Still, the earlier reporting ignited an avalanche of impeachment calls.
Former HUD Secretary Julian Castro tweeted: "It’s more clear than ever that Brett Kavanaugh lied under oath. He should be impeached. And Congress should review the failure of the Department of Justice to properly investigate the matter."
Said Massachusetts Sen. Elizabeth Warren: "Last year the Kavanaugh nomination was rammed through the Senate without a thorough examination of the allegations against him. Confirmation is not exoneration, and these newest revelations are disturbing. Like the man who appointed him, Kavanaugh should be impeached."
Former Texas Rep. Beto O’Rourke said: “Yesterday, we learned of another accusation against Brett Kavanaugh—one we didn't find out about before he was confirmed because the Senate forced the FBI to rush its investigation to save his nomination. We know he lied under oath. He should be impeached."
Sen. Cory Booker, D-N.J., tweeted in part, "This new allegation and additional corroborating evidence adds to a long list of reasons why Brett Kavanaugh should not be a Supreme Court justice. I stand with survivors and countless other Americans in calling for impeachment proceedings to begin."
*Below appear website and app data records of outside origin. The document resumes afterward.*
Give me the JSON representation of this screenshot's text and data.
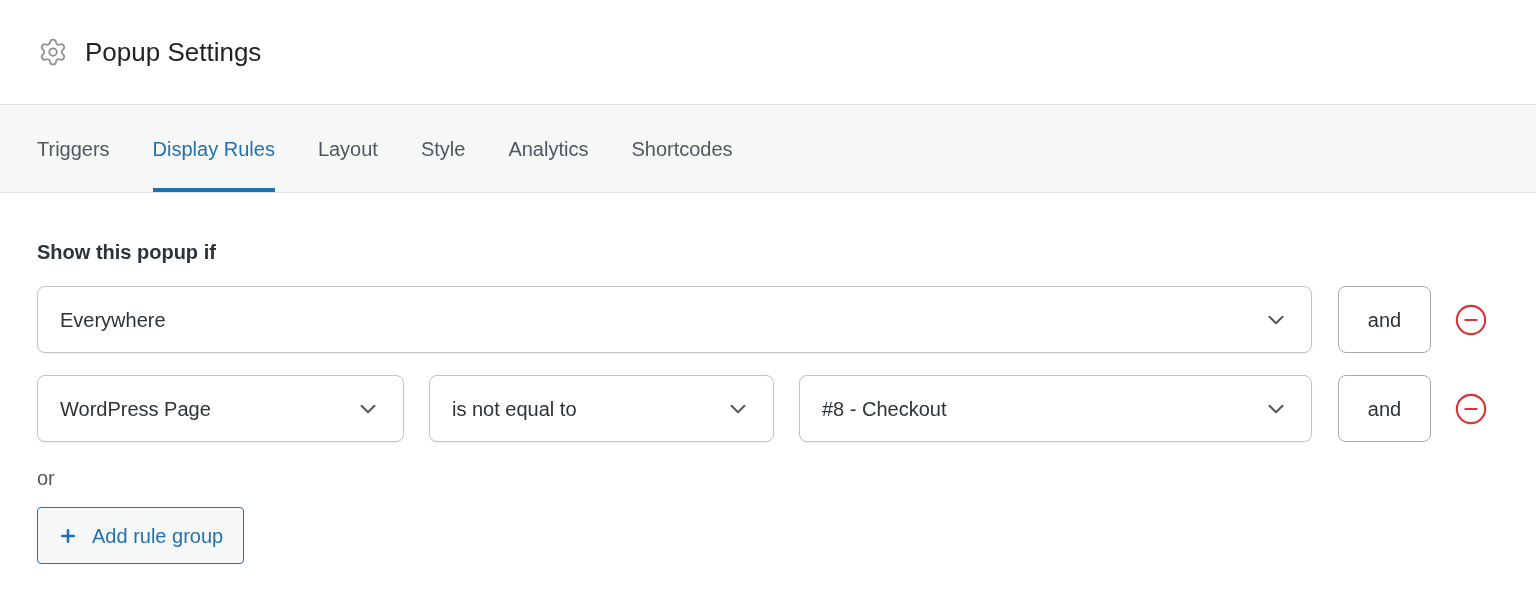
{
  "header": {
    "title": "Popup Settings"
  },
  "tabs": [
    {
      "label": "Triggers",
      "selected": false
    },
    {
      "label": "Display Rules",
      "selected": true
    },
    {
      "label": "Layout",
      "selected": false
    },
    {
      "label": "Style",
      "selected": false
    },
    {
      "label": "Analytics",
      "selected": false
    },
    {
      "label": "Shortcodes",
      "selected": false
    }
  ],
  "rules": {
    "heading": "Show this popup if",
    "conditions": [
      {
        "fields": [
          {
            "value": "Everywhere"
          }
        ],
        "connector": "and"
      },
      {
        "fields": [
          {
            "value": "WordPress Page"
          },
          {
            "value": "is not equal to"
          },
          {
            "value": "#8 - Checkout"
          }
        ],
        "connector": "and"
      }
    ],
    "or_label": "or",
    "add_button": "Add rule group"
  }
}
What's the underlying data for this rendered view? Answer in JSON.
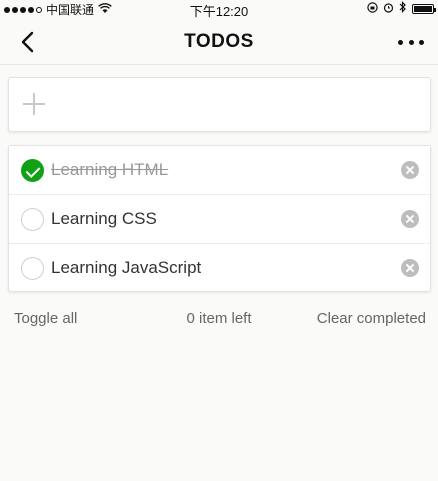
{
  "status_bar": {
    "carrier": "中国联通",
    "time": "下午12:20"
  },
  "nav": {
    "title": "TODOS",
    "back_icon": "chevron-left-icon",
    "more_icon": "more-dots-icon"
  },
  "new_todo": {
    "value": "",
    "placeholder": "",
    "icon": "plus-icon"
  },
  "todos": [
    {
      "label": "Learning HTML",
      "completed": true
    },
    {
      "label": "Learning CSS",
      "completed": false
    },
    {
      "label": "Learning JavaScript",
      "completed": false
    }
  ],
  "footer": {
    "toggle_all": "Toggle all",
    "items_left": "0 item left",
    "clear_completed": "Clear completed"
  },
  "colors": {
    "accent_green": "#10a114",
    "background": "#fafaf9"
  }
}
South Bend, Ind., Mayor Pete Buttigieg said: “Kavanaugh should resign and if he doesn’t, the House should impeach him.”
On Capitol Hill, the news prompted outrage from Democrats, but whether that could translate into another dramatic investigation remains to be seen.
In his interview with the "Brian Lehrer Show" on Monday, Nadler suggested his committee is more focused on impeaching the president. But he signaled openness to at least reviewing allegations against Kavanaugh. Pressed by the host, Nadler ripped the FBI’s investigation of the allegations as a “sham” and said: "It might fall under our jurisdiction. We'd have to take a look at that.”
Others on the campaign trail raised concerns about Kavanaugh but didn’t explicitly call for impeachment.
Former Vice President Joe Biden said: “This weekend’s report in the New York Times raises again profoundly troubling questions about the integrity of the confirmation process that put Brett Kavanaugh on the Supreme Court in the first place.”
Sen. Bernie Sanders said he backed going after Kavanaugh by any legal means available: "The revelations today confirm what we already knew: During his hearing, Kavanaugh faced credible accusations and likely lied to Congress. I support any appropriate constitutional mechanism to hold him accountable."
Sen. Amy Klobuchar stopped short of calling for impeachment, and instead posted a picture of Kavanaugh accuser Christine Blasey Ford with the words, "Let us never forget what courage looks like."
Conservatives have ripped into Democrats for their calls:
"This is the weakest of the weak type of allegations. It's really a shameful attempt to reignite these smears against Judge Kavanaugh that are utterly baseless," Carrie Severino, the founder of the Judicial Crisis Network who recently wrote a sympathetic book about Kavanaugh, said on "Fox & Friends."
Trump, for his part, suggested Sunday that Kavanaugh should sue for defamation.
Still, other Democrats ramped up their criticism of Kavanaugh on Monday.
“It is unsurprising that Kavanaugh, credibly accused of sexual assault, would lie under oath to secure a Supreme Court seat,” tweeted New York Rep. Alexandria Ocasio-Cortez. “Because sexual assault isn’t a crime of passion - it’s about the abuse of power. He must be impeached.”
Fox News’ Gregg Re contributed to this report.